It’s not every day you see beauteous Gina Gershon channeling Professor Kelp, Jerry Lewis’ classic buck-tooth nerdy science teacher from “The Nutty Professor.” But once the novelty of that has worn off, “Kettle of Fish” — a likeable attempt to resurrect romantic farce — flounders. Screwball scenario, self-consciously constructed via academic, classically-derived templates by tyro scribe/helmer Claudia Meyers, proves an uneasy fit for mature leads Gershon and Matthew Modine, who struggle valiantly to appear clueless enough to make their characters’ goofy behavior credible. Theatrical prospects for indie production appear marginal, with ancillary outlook considerably brighter.
The only long-term relationship that playboy sax player Mel (Modine) has ever successfully maintained is the one with his beloved goldfish Daphne. Approaching 40, Mel resolves to make a commitment and moves in with his latest fling Inga, subletting his Gotham apartment to reptilian biologist Ginger (Gershon), in New York from England to study the sexual behavior of frogs.
But, after wedding-gowned Diana (Christy Cashman), in her haste to board a ferry, literally leaps into his arms, Mel falls madly in love, ignoring the fact that the bride was running to, not away from, her wedding ceremony.
Ejected from Inga’s apartment, Mel moves back to his apartment, although Ginger refuses to relinquish her sublet and also stays.
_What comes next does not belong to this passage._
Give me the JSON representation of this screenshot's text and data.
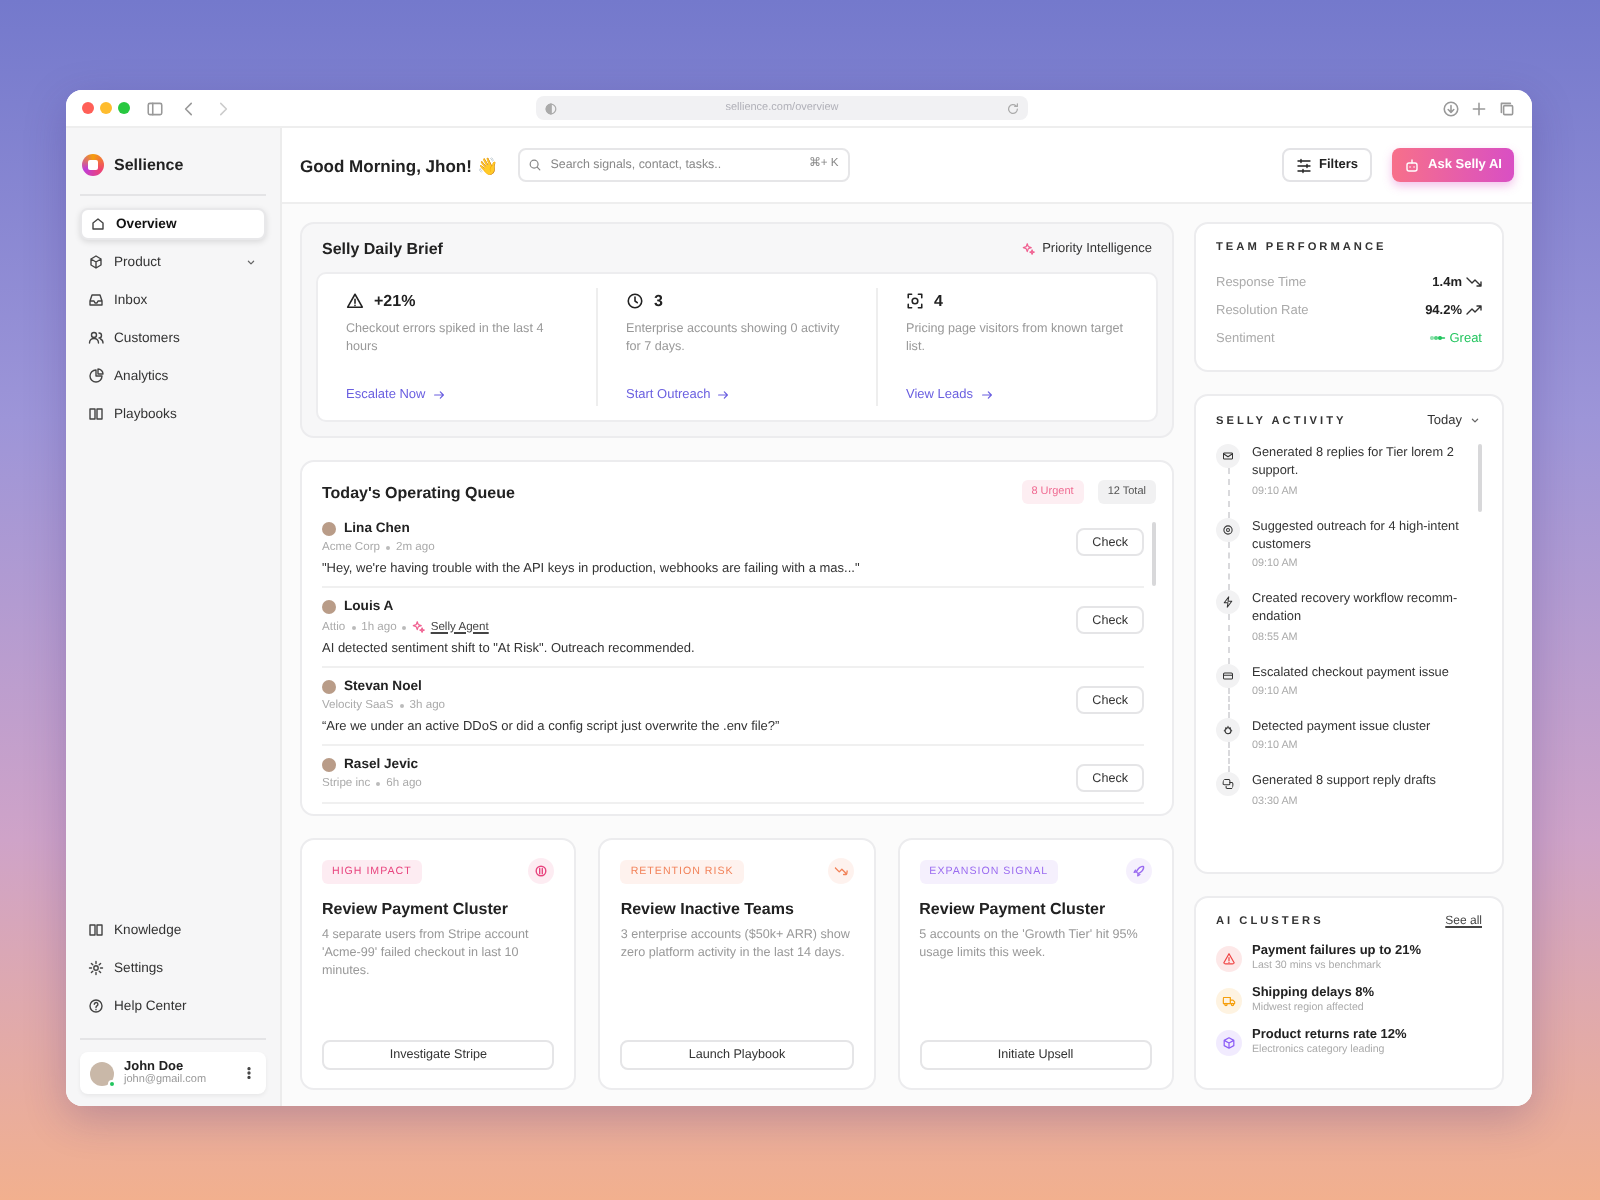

A goodly amount of sexual hostility ensues, the sparks flying between Mel and Ginger in the approved generic tradition of the screwball comedy playbook.
But Mel, blind to the attraction, chivalrously lopes off after Diana.
A subplot involving the improbable cross-species attraction between Mel’s goldfish and Ginger’s frog Casanova not only reunites the destined lovers but provides a pretext for some Hawksian references as the couple crawls around on all fours chasing animals.
Director Meyers is obviously a serious movie buff and has rendered her characters with familiar, if gender-bended strokes. Her scientist heroine, though largely modeled on Lewis’ Kelp (lest anyone should miss it, Gershon’s fellow-scientist suitor is actually named Kelp), also contains healthy doses of Cary Grant’s impatient paleontologist in “Bringing Up Baby” and a dash of Henry Fonda’s unsophisticated ophiologist in “Lady Eve.”
Meanwhile, Modine’s girlish romanticism descends from even more distant cinematic roots: Racing to the rescue while standing upright in a hansom cab, he looks more like a Buster Keaton or Harold Lloyd naïf than a 21st century sax-playing lothario.
Midwestern blonde rich girl Diana seems like a shiksa fugitive from a Woody Allen or Elaine May movie.
Pic contains its share of viable gags and stars generate a certain degree of convincing chemistry. But eventually, the seams in personality design and artificially stitched-together script construction begin to show, and “Kettle” starts to lack internal logic or forward propulsion as the characters are bonelessly picked up and plopped down from scene to scene.
HD tech credits look pro.